Biopsychosocial correlates of physical activity and sedentary time in adults with severe obesity.Clin Obes. 2020 Jan 21 [Online ahead of print]CO
Adults with severe obesity have poorer health, are less active and spend more time sedentary compared to people with a lower body mass index (BMI). There is a pressing need to understand the factors associated with low physical activity (PA) and excessive sedentary time to develop more effective behaviour change interventions for this population. The purpose of this study was to identify biopsychosocial correlates of PA and sedentary time in adults living with severe obesity. Forty-four adults living with severe obesity (age = 50.5 ± 13.3 years; BMI = 44.3 ± 7.8 kg/m2) completed a survey including questions on sociodemographic characteristics, comorbidities, psychosocial factors (eg, social physique anxiety [SPA], social support for PA, PA level self-perception), quality of life, daily pain and self-reported moderate-to-vigorous intensity PA (MVPA). Participants also completed the 6-minute walk test (6MWT) to assess physical fitness and wore an accelerometer to assess objective PA and sedentary time.

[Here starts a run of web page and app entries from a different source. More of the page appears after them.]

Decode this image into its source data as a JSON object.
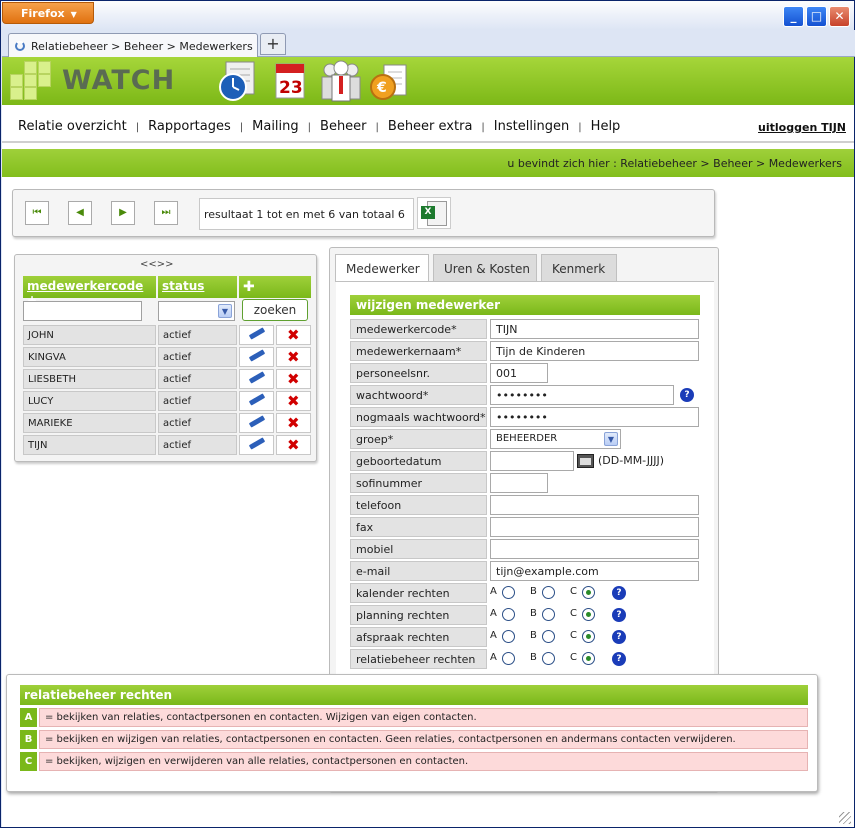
{
  "browser": {
    "menu_button": "Firefox",
    "tab_title": "Relatiebeheer > Beheer > Medewerkers",
    "new_tab": "+",
    "min": "_",
    "max": "□",
    "close": "✕"
  },
  "header": {
    "brand": "WATCH",
    "calendar_day": "23"
  },
  "nav": {
    "items": [
      "Relatie overzicht",
      "Rapportages",
      "Mailing",
      "Beheer",
      "Beheer extra",
      "Instellingen",
      "Help"
    ],
    "separator": "|",
    "logout": "uitloggen TIJN"
  },
  "breadcrumb": "u bevindt zich hier : Relatiebeheer > Beheer > Medewerkers",
  "pager": {
    "first": "⏮",
    "prev": "◀",
    "next": "▶",
    "last": "⏭",
    "result_text": "resultaat 1 tot en met 6 van totaal 6",
    "excel": "X"
  },
  "list": {
    "collapse": "<<>>",
    "col_code": "medewerkercode",
    "sort_mark": "+",
    "col_status": "status",
    "add": "✚",
    "search_button": "zoeken",
    "rows": [
      {
        "code": "JOHN",
        "status": "actief"
      },
      {
        "code": "KINGVA",
        "status": "actief"
      },
      {
        "code": "LIESBETH",
        "status": "actief"
      },
      {
        "code": "LUCY",
        "status": "actief"
      },
      {
        "code": "MARIEKE",
        "status": "actief"
      },
      {
        "code": "TIJN",
        "status": "actief"
      }
    ]
  },
  "form": {
    "tabs": [
      "Medewerker",
      "Uren & Kosten",
      "Kenmerk"
    ],
    "title": "wijzigen medewerker",
    "fields": {
      "medewerkercode": {
        "label": "medewerkercode*",
        "value": "TIJN"
      },
      "medewerkernaam": {
        "label": "medewerkernaam*",
        "value": "Tijn de Kinderen"
      },
      "personeelsnr": {
        "label": "personeelsnr.",
        "value": "001"
      },
      "wachtwoord": {
        "label": "wachtwoord*",
        "value": "••••••••"
      },
      "nogmaals": {
        "label": "nogmaals wachtwoord*",
        "value": "••••••••"
      },
      "groep": {
        "label": "groep*",
        "value": "BEHEERDER"
      },
      "geboortedatum": {
        "label": "geboortedatum",
        "value": "",
        "hint": "(DD-MM-JJJJ)"
      },
      "sofinummer": {
        "label": "sofinummer",
        "value": ""
      },
      "telefoon": {
        "label": "telefoon",
        "value": ""
      },
      "fax": {
        "label": "fax",
        "value": ""
      },
      "mobiel": {
        "label": "mobiel",
        "value": ""
      },
      "email": {
        "label": "e-mail",
        "value": "tijn@example.com"
      }
    },
    "rights": [
      {
        "label": "kalender rechten",
        "value": "C"
      },
      {
        "label": "planning rechten",
        "value": "C"
      },
      {
        "label": "afspraak rechten",
        "value": "C"
      },
      {
        "label": "relatiebeheer rechten",
        "value": "C"
      }
    ],
    "options": [
      "A",
      "B",
      "C"
    ],
    "help": "?"
  },
  "legend": {
    "title": "relatiebeheer rechten",
    "rows": [
      {
        "key": "A",
        "text": "= bekijken van relaties, contactpersonen en contacten. Wijzigen van eigen contacten."
      },
      {
        "key": "B",
        "text": "= bekijken en wijzigen van relaties, contactpersonen en contacten. Geen relaties, contactpersonen en andermans contacten verwijderen."
      },
      {
        "key": "C",
        "text": "= bekijken, wijzigen en verwijderen van alle relaties, contactpersonen en contacten."
      }
    ]
  },
  "colors": {
    "green": "#8cc424",
    "accent_blue": "#1a3cb8",
    "delete_red": "#d10000"
  }
}
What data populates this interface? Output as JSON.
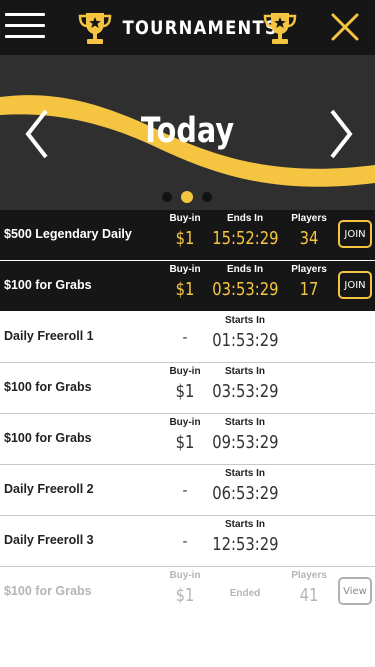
{
  "colors": {
    "accent": "#f5c542",
    "header_bg": "#161616",
    "banner_bg": "#2f2f2f",
    "ended_text": "#b5b5b5"
  },
  "header": {
    "title": "TOURNAMENTS",
    "menu_icon": "hamburger-menu-icon",
    "close_icon": "close-icon",
    "trophy_icon": "trophy-icon"
  },
  "carousel": {
    "title": "Today",
    "page_count": 3,
    "active_page": 2
  },
  "tournaments": [
    {
      "name": "$500 Legendary Daily",
      "featured": true,
      "buyin_label": "Buy-in",
      "buyin": "$1",
      "time_label": "Ends In",
      "time": "15:52:29",
      "players_label": "Players",
      "players": "34",
      "action": "JOIN"
    },
    {
      "name": "$100 for Grabs",
      "featured": true,
      "buyin_label": "Buy-in",
      "buyin": "$1",
      "time_label": "Ends In",
      "time": "03:53:29",
      "players_label": "Players",
      "players": "17",
      "action": "JOIN"
    },
    {
      "name": "Daily Freeroll 1",
      "buyin": "-",
      "time_label": "Starts In",
      "time": "01:53:29"
    },
    {
      "name": "$100 for Grabs",
      "buyin_label": "Buy-in",
      "buyin": "$1",
      "time_label": "Starts In",
      "time": "03:53:29"
    },
    {
      "name": "$100 for Grabs",
      "buyin_label": "Buy-in",
      "buyin": "$1",
      "time_label": "Starts In",
      "time": "09:53:29"
    },
    {
      "name": "Daily Freeroll 2",
      "buyin": "-",
      "time_label": "Starts In",
      "time": "06:53:29"
    },
    {
      "name": "Daily Freeroll 3",
      "buyin": "-",
      "time_label": "Starts In",
      "time": "12:53:29"
    },
    {
      "name": "$100 for Grabs",
      "ended": true,
      "buyin_label": "Buy-in",
      "buyin": "$1",
      "status": "Ended",
      "players_label": "Players",
      "players": "41",
      "action": "View"
    }
  ]
}
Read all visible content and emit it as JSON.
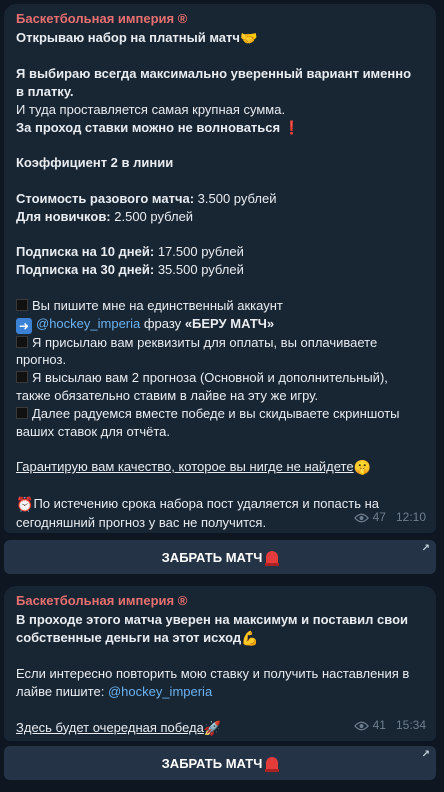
{
  "post1": {
    "author": "Баскетбольная империя ®",
    "l1": "Открываю набор на платный матч",
    "l3a": "Я выбираю всегда максимально уверенный вариант именно",
    "l3b": "в платку.",
    "l4": "И туда проставляется самая крупная сумма.",
    "l5": "За проход ставки можно не волноваться",
    "coef": "Коэффициент 2 в линии",
    "price_label": "Стоимость разового матча:",
    "price_value": " 3.500 рублей",
    "new_label": "Для новичков:",
    "new_value": " 2.500 рублей",
    "sub10_label": "Подписка на 10 дней:",
    "sub10_value": " 17.500 рублей",
    "sub30_label": "Подписка на 30 дней:",
    "sub30_value": " 35.500 рублей",
    "step1": "Вы пишите мне на единственный аккаунт",
    "step2_link": "@hockey_imperia",
    "step2_text": " фразу ",
    "step2_bold": "«БЕРУ МАТЧ»",
    "step3a": "Я присылаю вам реквизиты для оплаты, вы оплачиваете",
    "step3b": "прогноз.",
    "step4a": "Я высылаю вам 2 прогноза (Основной и дополнительный),",
    "step4b": "также обязательно ставим в лайве на эту же игру.",
    "step5a": "Далее радуемся вместе победе и вы скидываете скриншоты",
    "step5b": "ваших ставок для отчёта.",
    "guarantee": "Гарантирую вам качество, которое вы нигде не найдете",
    "notice_a": "По истечению срока набора пост удаляется и попасть на",
    "notice_b": "сегодняшний прогноз у вас не получится.",
    "views": "47",
    "time": "12:10",
    "button": "ЗАБРАТЬ МАТЧ"
  },
  "post2": {
    "author": "Баскетбольная империя ®",
    "l1": "В проходе этого матча уверен на максимум и поставил свои",
    "l2": "собственные деньги на этот исход",
    "l3a": "Если интересно повторить мою ставку и получить наставления в",
    "l3b_text": "лайве пишите: ",
    "l3b_link": "@hockey_imperia",
    "l4": "Здесь будет очередная победа",
    "views": "41",
    "time": "15:34",
    "button": "ЗАБРАТЬ МАТЧ"
  },
  "icons": {
    "handshake": "handshake-icon",
    "exclamation": "red-exclamation-icon",
    "square": "black-square-icon",
    "arrow": "right-arrow-icon",
    "thinking": "thinking-face-icon",
    "alarm": "alarm-clock-icon",
    "muscle": "flexed-biceps-icon",
    "rocket": "rocket-icon",
    "siren": "siren-icon",
    "eye": "eye-icon"
  },
  "colors": {
    "background": "#0e1621",
    "bubble": "#182533",
    "author": "#e86f6f",
    "link": "#6ab2f2",
    "button": "#243446"
  }
}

In stepwise linear multivariate analyses, higher objective MVPA was associated with higher 6MWT distance, being single and lower SPA (R2 = 0.46, P < .001), whereas higher self-reported MVPA was associated with greater PA level self-perceptions (R2 = 0.47, P < .001). Greater objective light intensity PA was associated with greater quality of life and self-efficacy for PA (R2 = 0.26, P = .001). Greater sedentary time was associated with having more comorbidities (R2 = 0.25, P < .001). This study shows that adults living with severe obesity who have more comorbidities, poorer quality of life and/or lower self-efficacy perception for PA are more likely to be sedentary and to practice less light intensity PA. Additionally, those who were in a relationship, had higher SPA and/or had lower physical fitness practiced less MVPA. Future research is needed to determine causal effects.